What to produce:
Down to the final line, write out the material beneath exactly, without pictures.

Given entries:
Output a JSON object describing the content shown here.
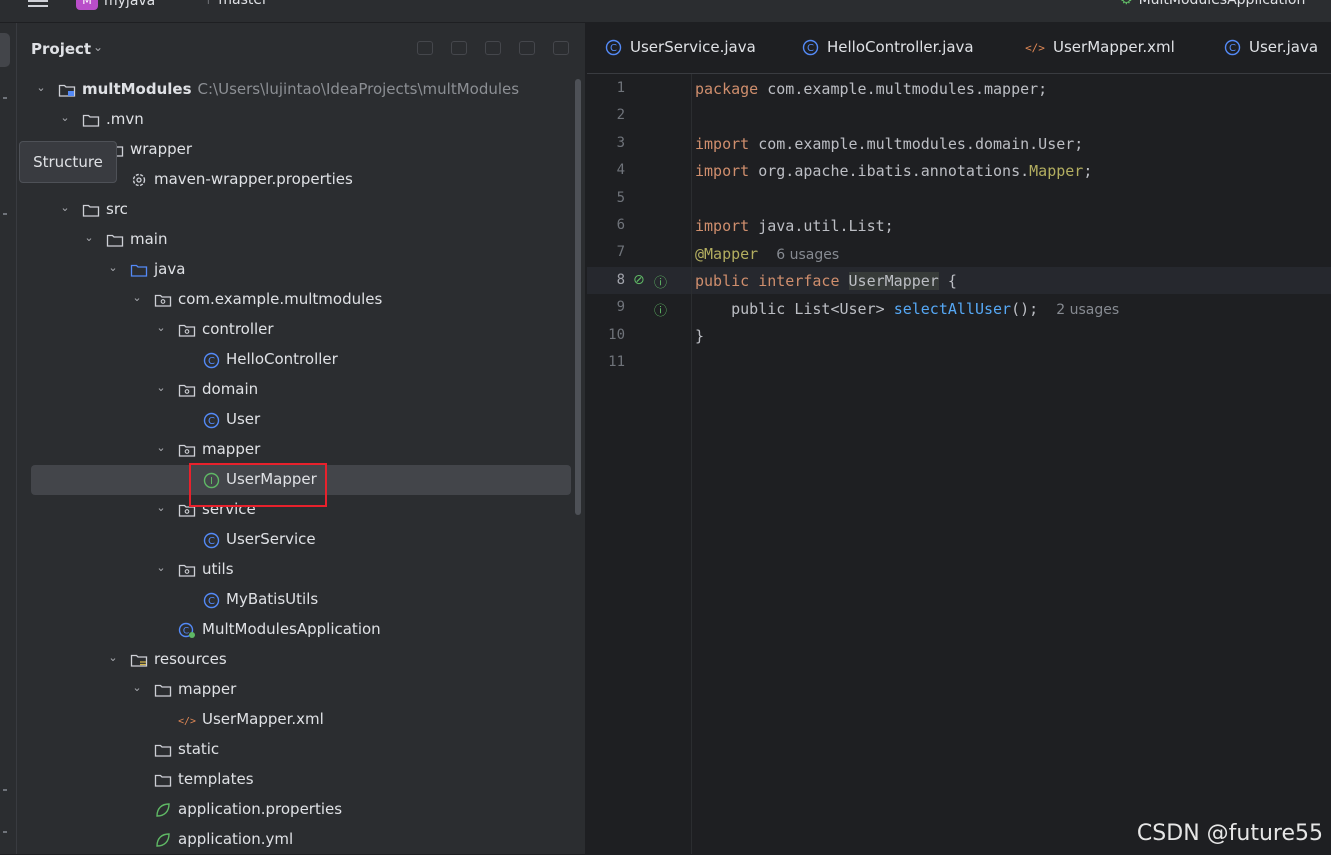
{
  "topbar": {
    "project_badge": "M",
    "project": "myjava",
    "branch": "master",
    "run_config": "MultModulesApplication"
  },
  "panel": {
    "title": "Project"
  },
  "tooltip": {
    "text": "Structure"
  },
  "tree": [
    {
      "label": "multModules",
      "path": "C:\\Users\\lujintao\\IdeaProjects\\multModules",
      "depth": 0,
      "icon": "module-folder-icon",
      "expanded": true,
      "bold": true
    },
    {
      "label": ".mvn",
      "depth": 1,
      "icon": "folder-icon",
      "expanded": true
    },
    {
      "label": "wrapper",
      "depth": 2,
      "icon": "folder-icon",
      "expanded": true
    },
    {
      "label": "maven-wrapper.properties",
      "depth": 3,
      "icon": "gear-icon"
    },
    {
      "label": "src",
      "depth": 1,
      "icon": "folder-icon",
      "expanded": true
    },
    {
      "label": "main",
      "depth": 2,
      "icon": "folder-icon",
      "expanded": true
    },
    {
      "label": "java",
      "depth": 3,
      "icon": "source-folder-icon",
      "expanded": true
    },
    {
      "label": "com.example.multmodules",
      "depth": 4,
      "icon": "package-icon",
      "expanded": true
    },
    {
      "label": "controller",
      "depth": 5,
      "icon": "package-icon",
      "expanded": true
    },
    {
      "label": "HelloController",
      "depth": 6,
      "icon": "class-icon"
    },
    {
      "label": "domain",
      "depth": 5,
      "icon": "package-icon",
      "expanded": true
    },
    {
      "label": "User",
      "depth": 6,
      "icon": "class-icon"
    },
    {
      "label": "mapper",
      "depth": 5,
      "icon": "package-icon",
      "expanded": true
    },
    {
      "label": "UserMapper",
      "depth": 6,
      "icon": "interface-icon",
      "selected": true
    },
    {
      "label": "service",
      "depth": 5,
      "icon": "package-icon",
      "expanded": true
    },
    {
      "label": "UserService",
      "depth": 6,
      "icon": "class-icon"
    },
    {
      "label": "utils",
      "depth": 5,
      "icon": "package-icon",
      "expanded": true
    },
    {
      "label": "MyBatisUtils",
      "depth": 6,
      "icon": "class-icon"
    },
    {
      "label": "MultModulesApplication",
      "depth": 5,
      "icon": "spring-boot-class-icon"
    },
    {
      "label": "resources",
      "depth": 3,
      "icon": "resources-folder-icon",
      "expanded": true
    },
    {
      "label": "mapper",
      "depth": 4,
      "icon": "folder-icon",
      "expanded": true
    },
    {
      "label": "UserMapper.xml",
      "depth": 5,
      "icon": "xml-icon"
    },
    {
      "label": "static",
      "depth": 4,
      "icon": "folder-icon"
    },
    {
      "label": "templates",
      "depth": 4,
      "icon": "folder-icon"
    },
    {
      "label": "application.properties",
      "depth": 4,
      "icon": "spring-config-icon"
    },
    {
      "label": "application.yml",
      "depth": 4,
      "icon": "spring-config-icon"
    }
  ],
  "tabs": [
    {
      "label": "UserService.java",
      "icon": "class-icon"
    },
    {
      "label": "HelloController.java",
      "icon": "class-icon"
    },
    {
      "label": "UserMapper.xml",
      "icon": "xml-icon"
    },
    {
      "label": "User.java",
      "icon": "class-icon"
    }
  ],
  "line_numbers": [
    "1",
    "2",
    "3",
    "4",
    "5",
    "6",
    "7",
    "8",
    "9",
    "10",
    "11"
  ],
  "active_line": "8",
  "code": {
    "l1_kw": "package",
    "l1_rest": " com.example.multmodules.mapper;",
    "l3_kw": "import",
    "l3_rest": " com.example.multmodules.domain.User;",
    "l4_kw": "import",
    "l4_mid": " org.apache.ibatis.annotations.",
    "l4_ann": "Mapper",
    "l4_end": ";",
    "l6_kw": "import",
    "l6_rest": " java.util.List;",
    "l7_ann": "@Mapper",
    "l7_hint": "6 usages",
    "l8_kw1": "public",
    "l8_kw2": "interface",
    "l8_name": "UserMapper",
    "l8_end": " {",
    "l9_pre": "public List<User> ",
    "l9_fn": "selectAllUser",
    "l9_end": "();",
    "l9_hint": "2 usages",
    "l10": "}"
  },
  "watermark": "CSDN @future55",
  "colors": {
    "accent_selection": "#43454a",
    "highlight_box": "#e8212c",
    "class_icon": "#548af7",
    "interface_icon": "#5fb865"
  }
}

Response box:
Output a JSON object describing the content shown here.
{
  "topbar": {
    "project_badge": "M",
    "project": "myjava",
    "branch": "master",
    "run_config": "MultModulesApplication"
  },
  "panel": {
    "title": "Project"
  },
  "tooltip": {
    "text": "Structure"
  },
  "tree": [
    {
      "label": "multModules",
      "path": "C:\\Users\\lujintao\\IdeaProjects\\multModules",
      "depth": 0,
      "icon": "module-folder-icon",
      "expanded": true,
      "bold": true
    },
    {
      "label": ".mvn",
      "depth": 1,
      "icon": "folder-icon",
      "expanded": true
    },
    {
      "label": "wrapper",
      "depth": 2,
      "icon": "folder-icon",
      "expanded": true
    },
    {
      "label": "maven-wrapper.properties",
      "depth": 3,
      "icon": "gear-icon"
    },
    {
      "label": "src",
      "depth": 1,
      "icon": "folder-icon",
      "expanded": true
    },
    {
      "label": "main",
      "depth": 2,
      "icon": "folder-icon",
      "expanded": true
    },
    {
      "label": "java",
      "depth": 3,
      "icon": "source-folder-icon",
      "expanded": true
    },
    {
      "label": "com.example.multmodules",
      "depth": 4,
      "icon": "package-icon",
      "expanded": true
    },
    {
      "label": "controller",
      "depth": 5,
      "icon": "package-icon",
      "expanded": true
    },
    {
      "label": "HelloController",
      "depth": 6,
      "icon": "class-icon"
    },
    {
      "label": "domain",
      "depth": 5,
      "icon": "package-icon",
      "expanded": true
    },
    {
      "label": "User",
      "depth": 6,
      "icon": "class-icon"
    },
    {
      "label": "mapper",
      "depth": 5,
      "icon": "package-icon",
      "expanded": true
    },
    {
      "label": "UserMapper",
      "depth": 6,
      "icon": "interface-icon",
      "selected": true
    },
    {
      "label": "service",
      "depth": 5,
      "icon": "package-icon",
      "expanded": true
    },
    {
      "label": "UserService",
      "depth": 6,
      "icon": "class-icon"
    },
    {
      "label": "utils",
      "depth": 5,
      "icon": "package-icon",
      "expanded": true
    },
    {
      "label": "MyBatisUtils",
      "depth": 6,
      "icon": "class-icon"
    },
    {
      "label": "MultModulesApplication",
      "depth": 5,
      "icon": "spring-boot-class-icon"
    },
    {
      "label": "resources",
      "depth": 3,
      "icon": "resources-folder-icon",
      "expanded": true
    },
    {
      "label": "mapper",
      "depth": 4,
      "icon": "folder-icon",
      "expanded": true
    },
    {
      "label": "UserMapper.xml",
      "depth": 5,
      "icon": "xml-icon"
    },
    {
      "label": "static",
      "depth": 4,
      "icon": "folder-icon"
    },
    {
      "label": "templates",
      "depth": 4,
      "icon": "folder-icon"
    },
    {
      "label": "application.properties",
      "depth": 4,
      "icon": "spring-config-icon"
    },
    {
      "label": "application.yml",
      "depth": 4,
      "icon": "spring-config-icon"
    }
  ],
  "tabs": [
    {
      "label": "UserService.java",
      "icon": "class-icon"
    },
    {
      "label": "HelloController.java",
      "icon": "class-icon"
    },
    {
      "label": "UserMapper.xml",
      "icon": "xml-icon"
    },
    {
      "label": "User.java",
      "icon": "class-icon"
    }
  ],
  "line_numbers": [
    "1",
    "2",
    "3",
    "4",
    "5",
    "6",
    "7",
    "8",
    "9",
    "10",
    "11"
  ],
  "active_line": "8",
  "code": {
    "l1_kw": "package",
    "l1_rest": " com.example.multmodules.mapper;",
    "l3_kw": "import",
    "l3_rest": " com.example.multmodules.domain.User;",
    "l4_kw": "import",
    "l4_mid": " org.apache.ibatis.annotations.",
    "l4_ann": "Mapper",
    "l4_end": ";",
    "l6_kw": "import",
    "l6_rest": " java.util.List;",
    "l7_ann": "@Mapper",
    "l7_hint": "6 usages",
    "l8_kw1": "public",
    "l8_kw2": "interface",
    "l8_name": "UserMapper",
    "l8_end": " {",
    "l9_pre": "public List<User> ",
    "l9_fn": "selectAllUser",
    "l9_end": "();",
    "l9_hint": "2 usages",
    "l10": "}"
  },
  "watermark": "CSDN @future55",
  "colors": {
    "accent_selection": "#43454a",
    "highlight_box": "#e8212c",
    "class_icon": "#548af7",
    "interface_icon": "#5fb865"
  }
}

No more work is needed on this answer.